## Exercise brief
Return the complete listing exactly as it reads, with each picture removed.

** Extracted data follows **

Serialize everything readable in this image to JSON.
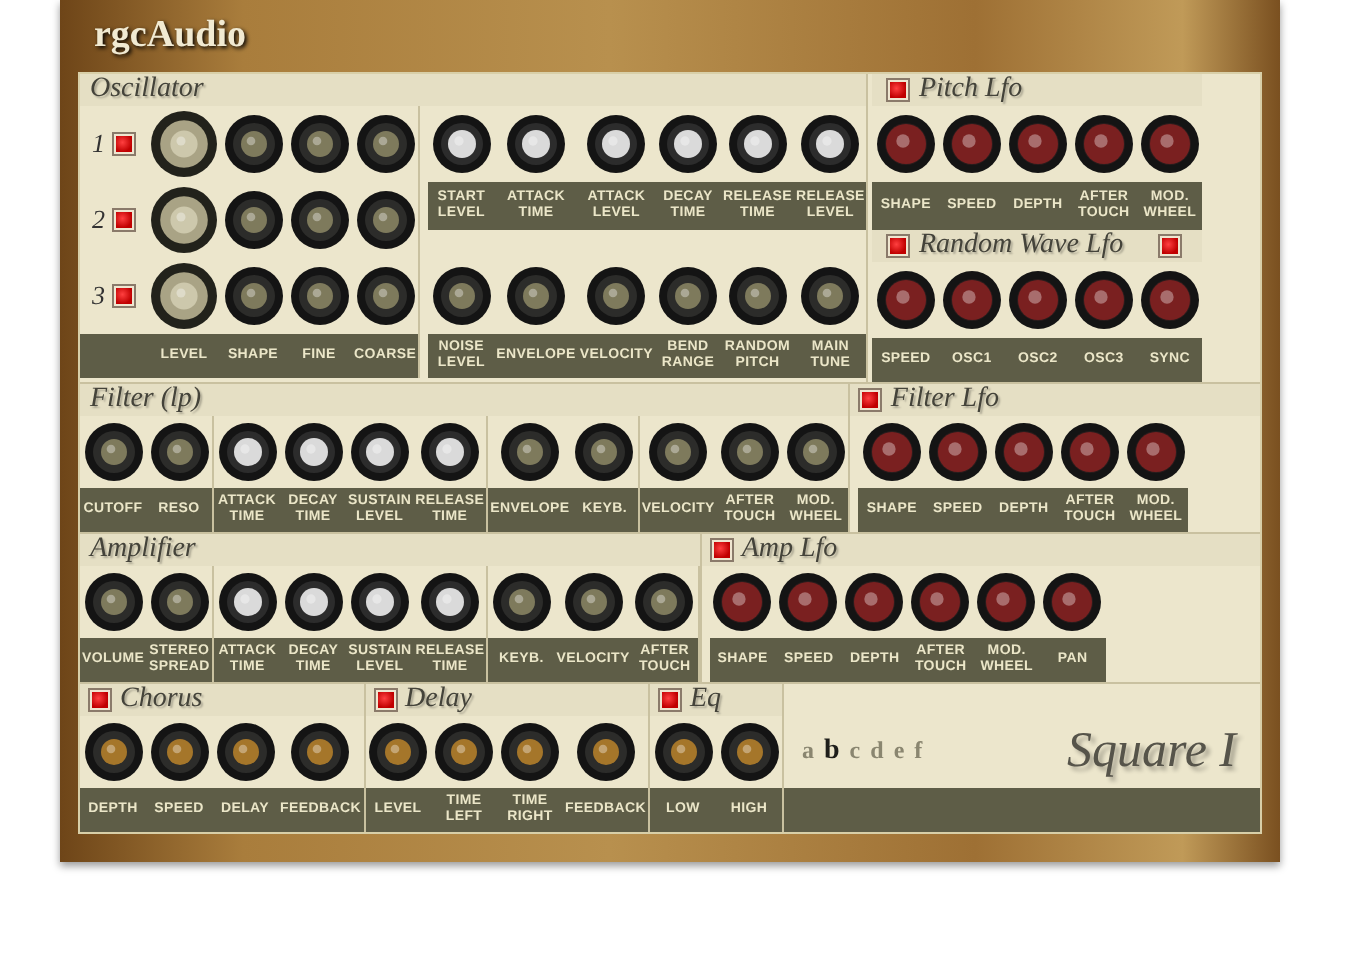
{
  "brand": "rgcAudio",
  "oscillator": {
    "title": "Oscillator",
    "voices": [
      {
        "number": "1",
        "on": true
      },
      {
        "number": "2",
        "on": true
      },
      {
        "number": "3",
        "on": true
      }
    ],
    "labels": [
      "LEVEL",
      "SHAPE",
      "FINE",
      "COARSE"
    ],
    "envelope": [
      "START LEVEL",
      "ATTACK TIME",
      "ATTACK LEVEL",
      "DECAY TIME",
      "RELEASE TIME",
      "RELEASE LEVEL"
    ],
    "modulation": [
      "NOISE LEVEL",
      "ENVELOPE",
      "VELOCITY",
      "BEND RANGE",
      "RANDOM PITCH",
      "MAIN TUNE"
    ]
  },
  "pitch_lfo": {
    "title": "Pitch Lfo",
    "on": true,
    "knobs": [
      "SHAPE",
      "SPEED",
      "DEPTH",
      "AFTER TOUCH",
      "MOD. WHEEL"
    ]
  },
  "random_wave_lfo": {
    "title": "Random Wave Lfo",
    "on": true,
    "sync_on": true,
    "knobs": [
      "SPEED",
      "OSC1",
      "OSC2",
      "OSC3",
      "SYNC"
    ]
  },
  "filter": {
    "title": "Filter (lp)",
    "groups": [
      {
        "kind": "dark",
        "knobs": [
          "CUTOFF",
          "RESO"
        ]
      },
      {
        "kind": "silver",
        "knobs": [
          "ATTACK TIME",
          "DECAY TIME",
          "SUSTAIN LEVEL",
          "RELEASE TIME"
        ]
      },
      {
        "kind": "dark",
        "knobs": [
          "ENVELOPE",
          "KEYB."
        ]
      },
      {
        "kind": "dark",
        "knobs": [
          "VELOCITY",
          "AFTER TOUCH",
          "MOD. WHEEL"
        ]
      }
    ]
  },
  "filter_lfo": {
    "title": "Filter Lfo",
    "on": true,
    "knobs": [
      "SHAPE",
      "SPEED",
      "DEPTH",
      "AFTER TOUCH",
      "MOD. WHEEL"
    ]
  },
  "amplifier": {
    "title": "Amplifier",
    "groups": [
      {
        "kind": "dark",
        "knobs": [
          "VOLUME",
          "STEREO SPREAD"
        ]
      },
      {
        "kind": "silver",
        "knobs": [
          "ATTACK TIME",
          "DECAY TIME",
          "SUSTAIN LEVEL",
          "RELEASE TIME"
        ]
      },
      {
        "kind": "dark",
        "knobs": [
          "KEYB.",
          "VELOCITY",
          "AFTER TOUCH"
        ]
      }
    ]
  },
  "amp_lfo": {
    "title": "Amp Lfo",
    "on": true,
    "knobs": [
      "SHAPE",
      "SPEED",
      "DEPTH",
      "AFTER TOUCH",
      "MOD. WHEEL",
      "PAN"
    ]
  },
  "effects": [
    {
      "title": "Chorus",
      "on": true,
      "knobs": [
        "DEPTH",
        "SPEED",
        "DELAY",
        "FEEDBACK"
      ]
    },
    {
      "title": "Delay",
      "on": true,
      "knobs": [
        "LEVEL",
        "TIME LEFT",
        "TIME RIGHT",
        "FEEDBACK"
      ]
    },
    {
      "title": "Eq",
      "on": true,
      "knobs": [
        "LOW",
        "HIGH"
      ]
    }
  ],
  "presets": [
    {
      "label": "a",
      "selected": false
    },
    {
      "label": "b",
      "selected": true
    },
    {
      "label": "c",
      "selected": false
    },
    {
      "label": "d",
      "selected": false
    },
    {
      "label": "e",
      "selected": false
    },
    {
      "label": "f",
      "selected": false
    }
  ],
  "preset_name": "Square I"
}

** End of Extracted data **

## Answer box
Serialize everything readable in this image to JSON.
{
  "brand": "rgcAudio",
  "oscillator": {
    "title": "Oscillator",
    "voices": [
      {
        "number": "1",
        "on": true
      },
      {
        "number": "2",
        "on": true
      },
      {
        "number": "3",
        "on": true
      }
    ],
    "labels": [
      "LEVEL",
      "SHAPE",
      "FINE",
      "COARSE"
    ],
    "envelope": [
      "START LEVEL",
      "ATTACK TIME",
      "ATTACK LEVEL",
      "DECAY TIME",
      "RELEASE TIME",
      "RELEASE LEVEL"
    ],
    "modulation": [
      "NOISE LEVEL",
      "ENVELOPE",
      "VELOCITY",
      "BEND RANGE",
      "RANDOM PITCH",
      "MAIN TUNE"
    ]
  },
  "pitch_lfo": {
    "title": "Pitch Lfo",
    "on": true,
    "knobs": [
      "SHAPE",
      "SPEED",
      "DEPTH",
      "AFTER TOUCH",
      "MOD. WHEEL"
    ]
  },
  "random_wave_lfo": {
    "title": "Random Wave Lfo",
    "on": true,
    "sync_on": true,
    "knobs": [
      "SPEED",
      "OSC1",
      "OSC2",
      "OSC3",
      "SYNC"
    ]
  },
  "filter": {
    "title": "Filter (lp)",
    "groups": [
      {
        "kind": "dark",
        "knobs": [
          "CUTOFF",
          "RESO"
        ]
      },
      {
        "kind": "silver",
        "knobs": [
          "ATTACK TIME",
          "DECAY TIME",
          "SUSTAIN LEVEL",
          "RELEASE TIME"
        ]
      },
      {
        "kind": "dark",
        "knobs": [
          "ENVELOPE",
          "KEYB."
        ]
      },
      {
        "kind": "dark",
        "knobs": [
          "VELOCITY",
          "AFTER TOUCH",
          "MOD. WHEEL"
        ]
      }
    ]
  },
  "filter_lfo": {
    "title": "Filter Lfo",
    "on": true,
    "knobs": [
      "SHAPE",
      "SPEED",
      "DEPTH",
      "AFTER TOUCH",
      "MOD. WHEEL"
    ]
  },
  "amplifier": {
    "title": "Amplifier",
    "groups": [
      {
        "kind": "dark",
        "knobs": [
          "VOLUME",
          "STEREO SPREAD"
        ]
      },
      {
        "kind": "silver",
        "knobs": [
          "ATTACK TIME",
          "DECAY TIME",
          "SUSTAIN LEVEL",
          "RELEASE TIME"
        ]
      },
      {
        "kind": "dark",
        "knobs": [
          "KEYB.",
          "VELOCITY",
          "AFTER TOUCH"
        ]
      }
    ]
  },
  "amp_lfo": {
    "title": "Amp Lfo",
    "on": true,
    "knobs": [
      "SHAPE",
      "SPEED",
      "DEPTH",
      "AFTER TOUCH",
      "MOD. WHEEL",
      "PAN"
    ]
  },
  "effects": [
    {
      "title": "Chorus",
      "on": true,
      "knobs": [
        "DEPTH",
        "SPEED",
        "DELAY",
        "FEEDBACK"
      ]
    },
    {
      "title": "Delay",
      "on": true,
      "knobs": [
        "LEVEL",
        "TIME LEFT",
        "TIME RIGHT",
        "FEEDBACK"
      ]
    },
    {
      "title": "Eq",
      "on": true,
      "knobs": [
        "LOW",
        "HIGH"
      ]
    }
  ],
  "presets": [
    {
      "label": "a",
      "selected": false
    },
    {
      "label": "b",
      "selected": true
    },
    {
      "label": "c",
      "selected": false
    },
    {
      "label": "d",
      "selected": false
    },
    {
      "label": "e",
      "selected": false
    },
    {
      "label": "f",
      "selected": false
    }
  ],
  "preset_name": "Square I"
}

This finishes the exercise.